- M. Cheng, H. Wang, R. Yoshida, and M. M. Murray, “Platelets and plasma proteins are both required to stimulate collagen gene expression by anterior cruciate ligament cells in three-dimensional culture,” Tissue Engineering A, vol. 16, no. 5, pp. 1479–1489, 2010.
- N. Kakudo, T. Minakata, T. Mitsui, S. Kushida, F. Z. Notodihardjo, and K. Kusumoto, “Proliferation-promoting effect of platelet-rich plasma on human adipose-derived stem cells and human dermal fibroblasts,” Plastic and Reconstructive Surgery, vol. 122, no. 5, pp. 1352–1360, 2008.
- J. P. Vogel, K. Szalay, F. Geiger, M. Kramer, W. Richter, and P. Kasten, “Platelet-rich plasma improves expansion of human mesenchymal stem cells and retains differentiation capacity and in vivo bone formation in calcium phosphate ceramics,” Platelets, vol. 17, no. 7, pp. 462–469, 2006.
- B. Biglari, P. H. Vd Linden, A. Simon, S. Aytac, H. J. Gerner, and A. Moghaddam, “Use of Medihoney as a non-surgical therapy for chronic pressure ulcers in patients with spinal cord injury,” Spinal Cord, vol. 50, no. 2, pp. 165–169, 2012.
- Z. Xia and J. T. Triffitt, “A review on macrophage responses to biomaterials,” Biomedical Materials, vol. 1, no. 1, pp. R1–R9, 2006.
- B. N. Brown, J. E. Valentin, A. M. Stewart-Akers, G. P. McCabe, and S. F. Badylak, “Macrophage phenotype and remodeling outcomes in response to biologic scaffolds with and without a cellular component,” Biomaterials, vol. 30, no. 8, pp. 1482–1491, 2009.

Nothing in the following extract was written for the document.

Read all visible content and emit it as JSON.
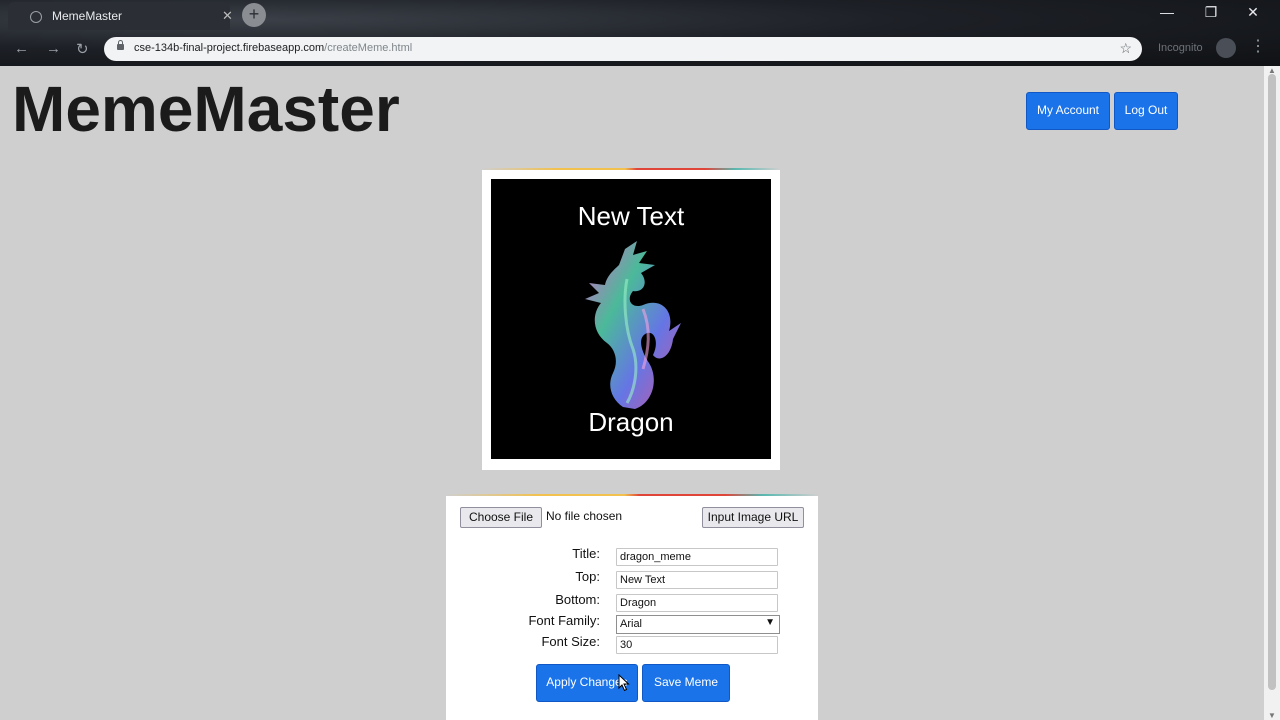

Copyright © 2012 Scott A. Sell et al. This is an open access article distributed under the Creative Commons Attribution License, which permits unrestricted use, distribution, and reproduction in any medium, provided the original work is properly cited.